I am sorry to hear of the passing of George Ramos. It is a deep loss to both CalCoastNews and the Cal Poly Journalism department.

In the early days, CalCoastNews sometimes seemed to play fast and loose with the facts. Since George Ramos came on board, there has been much more attention to checking the facts and obtaining the background. He seems to have been instrumental in the improved quality and maturation of the site.

My sympathies to his friends and family – and especially those journalists he inspired and nurtured.

Ár n-Athair ( The Lord’s Prayer)

Ár n-Athair atá ar neamh,

Go naofar d’ainim,

Go dtagfadh do ríocht,

Go ndéantar do thoil ar an talamh

mar a dhéantar ar neamh.

Ár n-arán laethúil tabhair dúinn inniu,

agus maith dúinn ár bhfiacha

mar a mhaithimidne dár bhféichiúna féin

(Ach ná lig sinn i gcathú,

ach saor sinn ó olc,)

It is in the saying of this prayer in the passing of Mr. Ramos, I express my sadness at his death and extend my condolensces to his family, friends, and colleagues.

I am so, so sorry I never met him. Truly my loss. Bright blessings.

Just a note to say I am so sorry for your loss. Like so many others I have enjoyed reading his writings over the years. At times like these we try so hard to search for the right words to express condolences. You were a good friend to him.

Here is the Los Angeles Times coverage. Love that photo!,0,5098115.story

George Ramos

We are about the same age.

According to Tibet belief, you soul still circulates in out of body examination for 9 days.

Because the body (temple) has given out, the Astro-cord cord is now cut and you cannot return.

Relevant quote by Abraham Lincoln:

And in the end , it’s not the years in your life that count. It’s the life in your years.

Quote from a Buddha teaching Noble Truth

Life is Pain and suffering, suffering being optional.

The pain and suffering in life we all undergo is an energy form, you CCN have offered truth (many feel and dare not say – transparency) to set many free and an outlet to vent among the council of many educated and wise (Book of Proverb) that post here.

Moreso, you have been blessed in your last days with the best support staff anyone can have (Karen and Dave).

We will meet again.

Willie the bardo thodol is forty-nine days (liberation through hearing, if you click the link you will hear it)

I had the honor of him being one of my mentors in Puerto Rico one summer.

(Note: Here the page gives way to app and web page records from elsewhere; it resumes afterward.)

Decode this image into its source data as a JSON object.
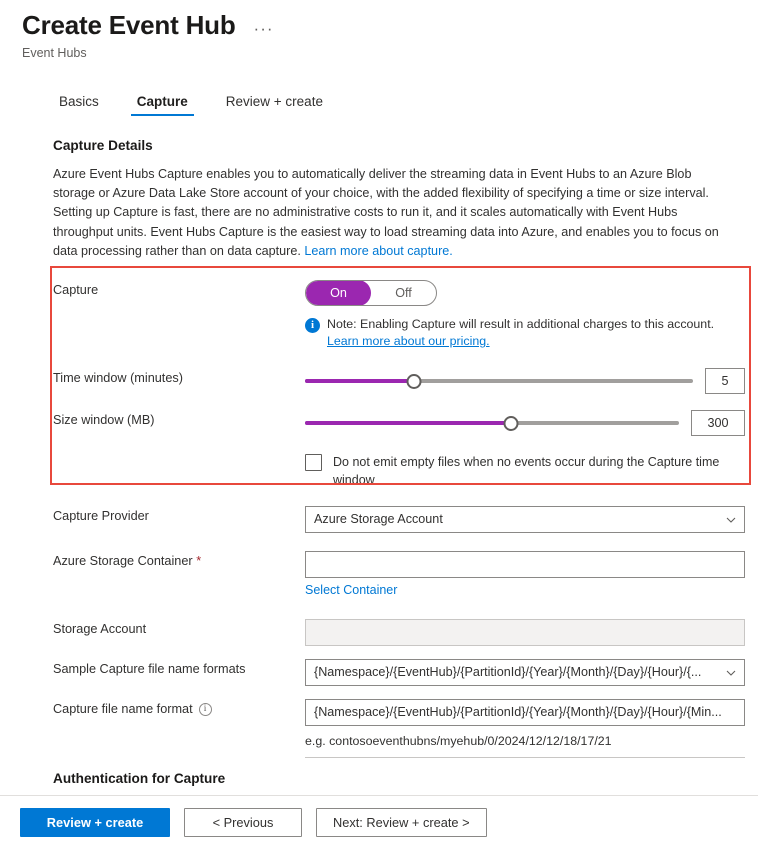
{
  "header": {
    "title": "Create Event Hub",
    "subtitle": "Event Hubs",
    "more_label": "···"
  },
  "tabs": [
    {
      "label": "Basics",
      "active": false
    },
    {
      "label": "Capture",
      "active": true
    },
    {
      "label": "Review + create",
      "active": false
    }
  ],
  "capture_details": {
    "section_title": "Capture Details",
    "description": "Azure Event Hubs Capture enables you to automatically deliver the streaming data in Event Hubs to an Azure Blob storage or Azure Data Lake Store account of your choice, with the added flexibility of specifying a time or size interval. Setting up Capture is fast, there are no administrative costs to run it, and it scales automatically with Event Hubs throughput units. Event Hubs Capture is the easiest way to load streaming data into Azure, and enables you to focus on data processing rather than on data capture. ",
    "description_link": "Learn more about capture."
  },
  "capture_toggle": {
    "label": "Capture",
    "on_label": "On",
    "off_label": "Off",
    "selected": "On",
    "note_text": "Note: Enabling Capture will result in additional charges to this account.",
    "note_link": "Learn more about our pricing.",
    "accent_color": "#9b27b0"
  },
  "time_window": {
    "label": "Time window (minutes)",
    "value": "5",
    "percent": 28
  },
  "size_window": {
    "label": "Size window (MB)",
    "value": "300",
    "percent": 55
  },
  "empty_files": {
    "label": "Do not emit empty files when no events occur during the Capture time window",
    "checked": false
  },
  "capture_provider": {
    "label": "Capture Provider",
    "value": "Azure Storage Account"
  },
  "storage_container": {
    "label": "Azure Storage Container",
    "required_marker": "*",
    "value": "",
    "select_link": "Select Container"
  },
  "storage_account": {
    "label": "Storage Account",
    "value": ""
  },
  "sample_formats": {
    "label": "Sample Capture file name formats",
    "value": "{Namespace}/{EventHub}/{PartitionId}/{Year}/{Month}/{Day}/{Hour}/{..."
  },
  "file_name_format": {
    "label": "Capture file name format",
    "value": "{Namespace}/{EventHub}/{PartitionId}/{Year}/{Month}/{Day}/{Hour}/{Min...",
    "example": "e.g. contosoeventhubns/myehub/0/2024/12/12/18/17/21"
  },
  "auth_section": {
    "title": "Authentication for Capture"
  },
  "footer": {
    "review_create": "Review + create",
    "previous": "< Previous",
    "next": "Next: Review + create >"
  },
  "highlight": {
    "color": "#e8483c"
  }
}
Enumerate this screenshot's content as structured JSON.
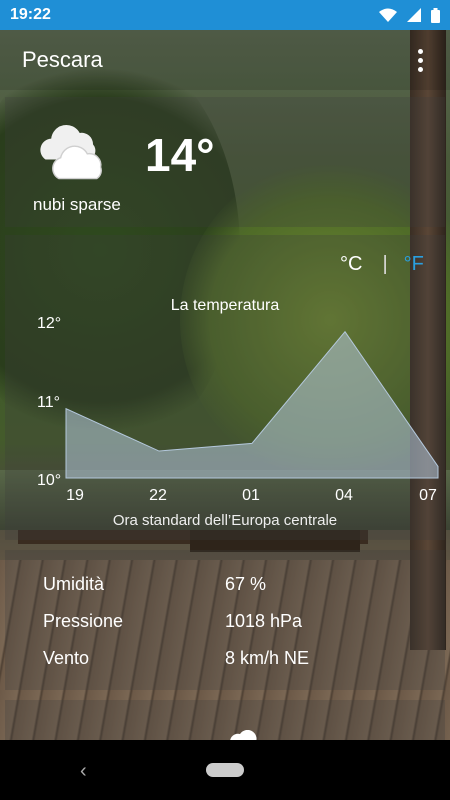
{
  "status_bar": {
    "time": "19:22"
  },
  "toolbar": {
    "city": "Pescara"
  },
  "current": {
    "temperature": "14°",
    "description": "nubi sparse"
  },
  "units": {
    "celsius": "°C",
    "separator": "|",
    "fahrenheit": "°F"
  },
  "chart_data": {
    "type": "area",
    "title": "La temperatura",
    "xlabel": "Ora standard dell’Europa centrale",
    "categories": [
      "19",
      "22",
      "01",
      "04",
      "07"
    ],
    "x_ticks": [
      "19",
      "22",
      "01",
      "04",
      "07"
    ],
    "y_ticks": [
      "12°",
      "11°",
      "10°"
    ],
    "ylim": [
      10,
      12
    ],
    "points": [
      {
        "x": "19",
        "y": 10.9
      },
      {
        "x": "22",
        "y": 10.35
      },
      {
        "x": "01",
        "y": 10.45
      },
      {
        "x": "04",
        "y": 11.9
      },
      {
        "x": "07",
        "y": 10.15
      }
    ],
    "fill_color": "#b4c8dc"
  },
  "details": [
    {
      "label": "Umidità",
      "value": "67 %"
    },
    {
      "label": "Pressione",
      "value": "1018 hPa"
    },
    {
      "label": "Vento",
      "value": "8 km/h NE"
    }
  ],
  "colors": {
    "status_bar": "#1f8fd6",
    "accent": "#2a9fe0"
  },
  "icons": [
    "wifi-icon",
    "signal-icon",
    "battery-icon",
    "overflow-menu-icon",
    "cloud-icon",
    "back-icon",
    "home-icon"
  ]
}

When I first met him, I was scared, more intimidated. Then he sat next to me and made me laugh hysterically. He pushed me so hard those weeks. I didn’t understand why. Then he pulled me aside and told me why. He saw something in me that he truly believes in. We corresponded back and forth for some time after that. He not only helped me as a writer, but I really think George brought out the inner Latina in me and who I really am. He inspired me to write about what I know best…ME! George was one of a kind. He was special and I will miss him greatly.

More evidence that, “The good die young”. Condolences to his brother.

I started my career as a journalism major at Cal Poly just under two years ago. One of my first college

level classes was journalism 203 with Ramos. I have to admit, initially I was somewhat intimidated going into the class, not knowing what to expect or what kind of professor Ramos would turn out to be.

However within just a few minutes of meeting him, I knew I had no reason to be. It was clear that Ramos cared a lot about Cal Poly’s journalism department and he wanted to see his students succeed. I’ve

always struggled with my confidence as a writer, but Ramos helped me believe more in myself and see

that maybe I do have what it takes. I will miss having him as a teacher and hearing all the exciting stories he had to share about his time as a journalist.